### Listed records
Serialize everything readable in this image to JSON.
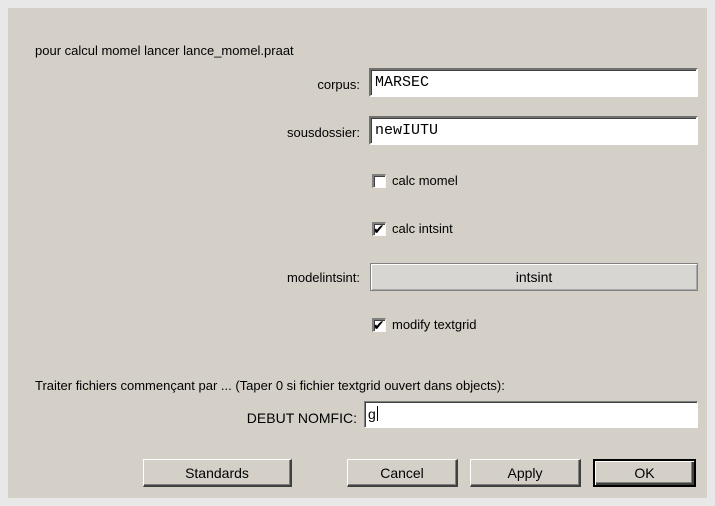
{
  "dialog": {
    "intro_text": "pour calcul momel lancer lance_momel.praat",
    "corpus": {
      "label": "corpus:",
      "value": "MARSEC"
    },
    "sousdossier": {
      "label": "sousdossier:",
      "value": "newIUTU"
    },
    "calc_momel": {
      "label": "calc momel",
      "checked": false
    },
    "calc_intsint": {
      "label": "calc intsint",
      "checked": true,
      "mark": "✔"
    },
    "modelintsint": {
      "label": "modelintsint:",
      "button_label": "intsint"
    },
    "modify_textgrid": {
      "label": "modify textgrid",
      "checked": true,
      "mark": "✔"
    },
    "prefix_text": "Traiter fichiers commençant par ... (Taper 0 si fichier textgrid ouvert dans objects):",
    "debut_nomfic": {
      "label": "DEBUT NOMFIC:",
      "value": "g"
    },
    "buttons": {
      "standards": "Standards",
      "cancel": "Cancel",
      "apply": "Apply",
      "ok": "OK"
    }
  },
  "colors": {
    "dialog_background": "#d4d0c8",
    "field_background": "#ffffff",
    "text": "#000000"
  }
}
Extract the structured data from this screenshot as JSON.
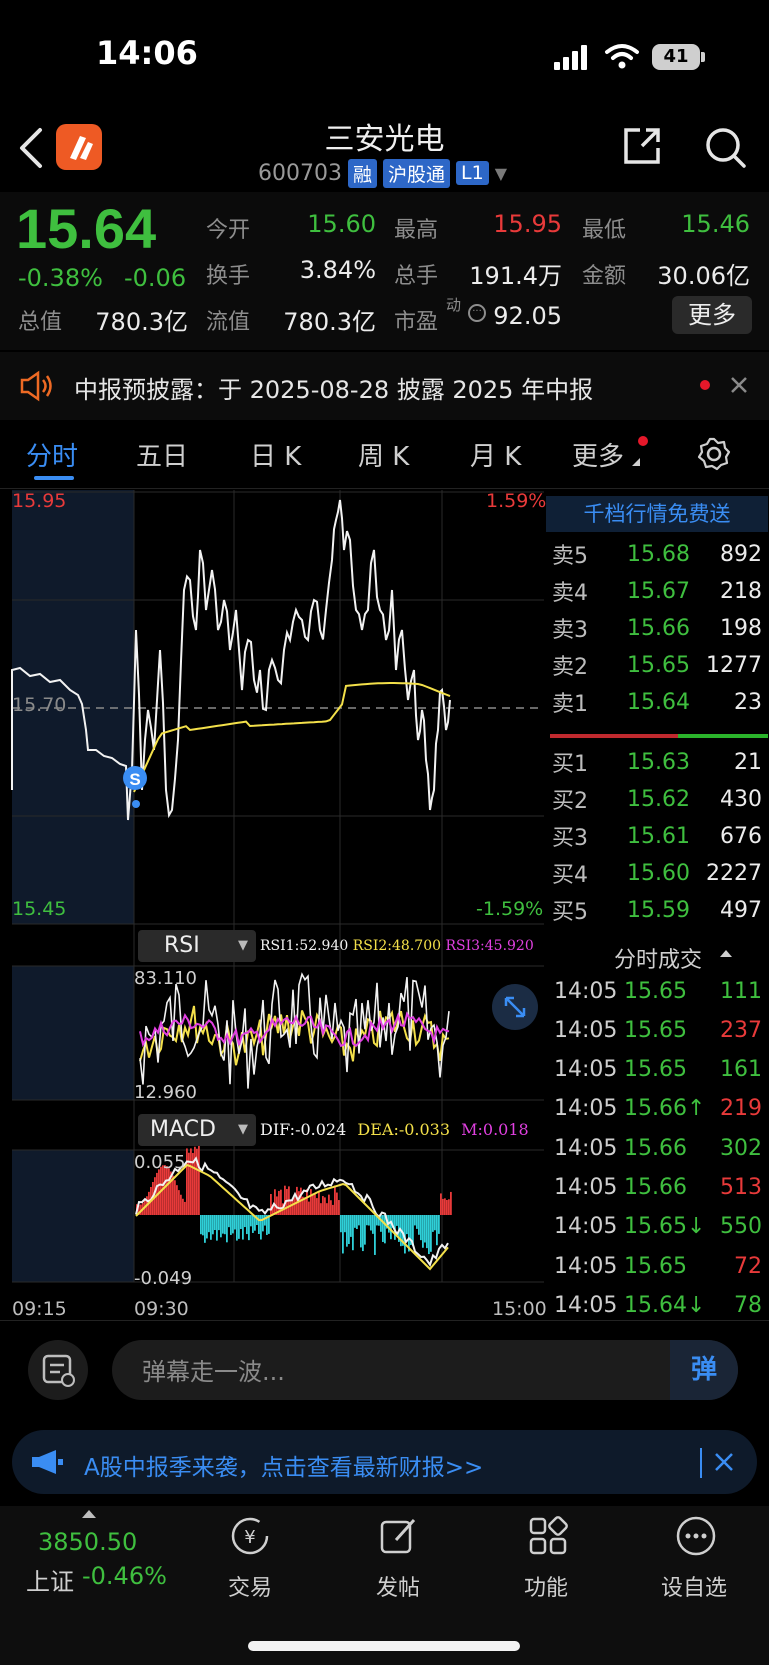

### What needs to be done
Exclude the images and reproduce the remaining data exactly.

### Solved exercise
Serialize everything readable in this image to JSON.
{
  "dialog": {
    "intro_text": "pour calcul momel lancer lance_momel.praat",
    "corpus": {
      "label": "corpus:",
      "value": "MARSEC"
    },
    "sousdossier": {
      "label": "sousdossier:",
      "value": "newIUTU"
    },
    "calc_momel": {
      "label": "calc momel",
      "checked": false
    },
    "calc_intsint": {
      "label": "calc intsint",
      "checked": true,
      "mark": "✔"
    },
    "modelintsint": {
      "label": "modelintsint:",
      "button_label": "intsint"
    },
    "modify_textgrid": {
      "label": "modify textgrid",
      "checked": true,
      "mark": "✔"
    },
    "prefix_text": "Traiter fichiers commençant par ... (Taper 0 si fichier textgrid ouvert dans objects):",
    "debut_nomfic": {
      "label": "DEBUT NOMFIC:",
      "value": "g"
    },
    "buttons": {
      "standards": "Standards",
      "cancel": "Cancel",
      "apply": "Apply",
      "ok": "OK"
    }
  },
  "colors": {
    "dialog_background": "#d4d0c8",
    "field_background": "#ffffff",
    "text": "#000000"
  }
}
Extract the structured data from this screenshot as JSON.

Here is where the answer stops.